Organizing Your Study Approach

With so much information to cover, time management is key. Breakdown your study approach is a daily and weekly schedule. Allocate specific time slots for different subjects within pediatrics, ensuring that you give more focus to areas of weakness. To avoid burnout, include regular breaks in your study schedule and ensure you get sufficient sleep and exercise.

Creating outlines or mind maps can help you visualize and understand complex subjects. This technique aids in the retention of information and makes it easier to review when crunch time hits.

Simulation and Practice

No preparation is complete without practice. Simulate exam conditions as closely as possible by using online question banks or creating mock exams with your peers.

Understand the format of the questions, the language used, and how to interpret case scenarios. Practicing with real-life clinical scenarios will also help improve your diagnostic skills.

Keep Your Goals Realistic

While aiming for the highest score is commendable, setting realistic goals is equally important. Focus on incremental improvements and use your practice scores to gauge your progression.

Key Knowledge Areas

To pass the Pediatric Shelf Exam, you need a strong understanding of core pediatric knowledge areas, including:

Growth and Development

Understand typical milestones for physical, social, and emotional development. Know the differences between age groups and how to spot deviations from the norm that may indicate underlying issues.

Disease and Health Maintenance

Memorize the schedule for vaccination and screenings for childhood pathologies. Be able to discuss the benefits of early intervention and the course of various pediatric illnesses.


You should be familiar with growth charts, as these are commonly incorporated into pediatric assessment. Understand how to interpret the data and what various trends may signify.

Pharmacology and Therapeutics

Study the appropriate dosages for children, which are often weight-based. Understand the specific pharmacokinetics and pharmacodynamics in the pediatric population.


Study common pediatric cardiac conditions such as congenital heart defects and understand their presentations and management.


Familiarize yourself with respiratory illnesses such as asthma, bronchiolitis, and croup, and their respective treatments and management strategies.

Infectious Disease

Memorize common pediatric infections, their pathogens, and the appropriate treatment regimens. This section is high-yield, and a strong grasp will certainly pay off.

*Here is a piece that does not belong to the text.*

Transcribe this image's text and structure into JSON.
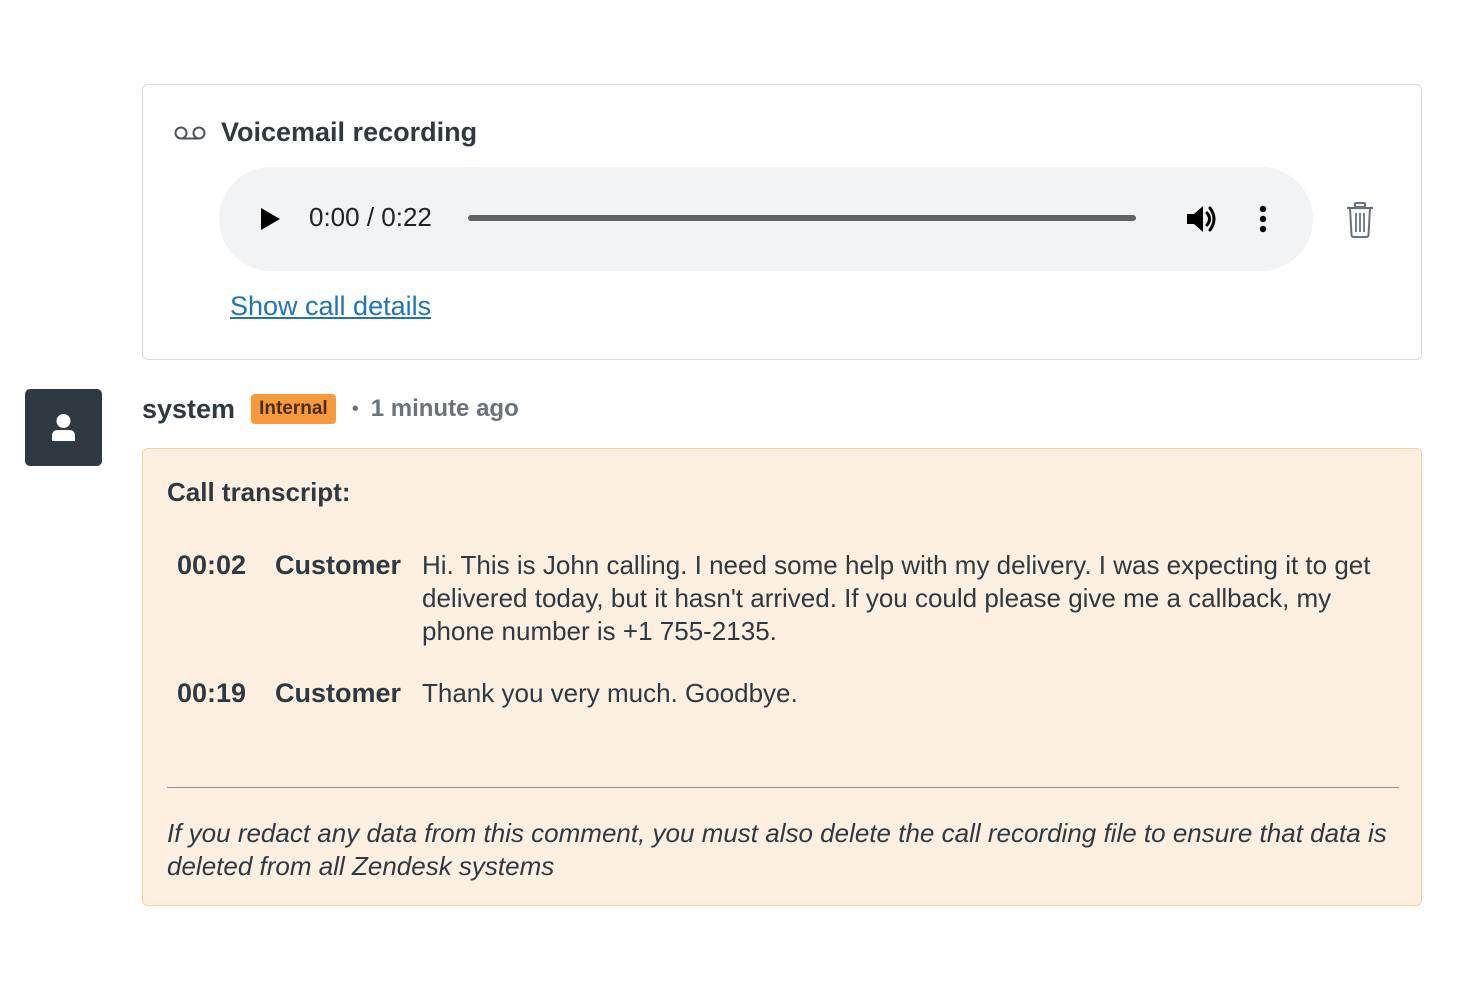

Review the essentials of neonatal care, including the APGAR score interpretation, neonatal jaundice, and sepsis management in the newborn.


Be able to discuss common pediatric GI complaints, understand feeding and dietary requirements for pediatric patients, and interpret laboratory tests related to the GI system.


Understand the physiology and pathologies of the developing kidney, including renal failure and pediatric hypertension.


Review seizure disorders, developmental delay, and common neurological developmental disorders such as ADHD and autism.

Test Day Strategies

Finally, test day can be less stressful with the following strategies:

Answering Questions

Read each question carefully, as the phrasing can often contain clues to the correct answer. Consider the question and assess all answer choices before choosing one.

Time Management

Don’t get bogged down on a single question. Move on and return to it later if you have time. The exam likely will not be in the same order as your knowledge study guide.

The “Best” Answer

Remember the adage, “The best answer is the right answer.” On the pediatric shelf, multiple correct answers may be offered; your job is to select the best one by considering patient safety, appropriateness, and efficacy.

The Pediatric Shelf Exam is a challenging but important step in your medical career. You can confidently approach the exam by understanding its structure, dedicating time to preparation, and focusing on key knowledge areas. Use practice exams to your advantage and develop a study strategy that works best for you. Remember, the goal is not just to pass the exam but to become a well-prepared and caring pediatric practitioner. Good luck with your pediatric shelf exam, and remember to breathe – you’ve got this!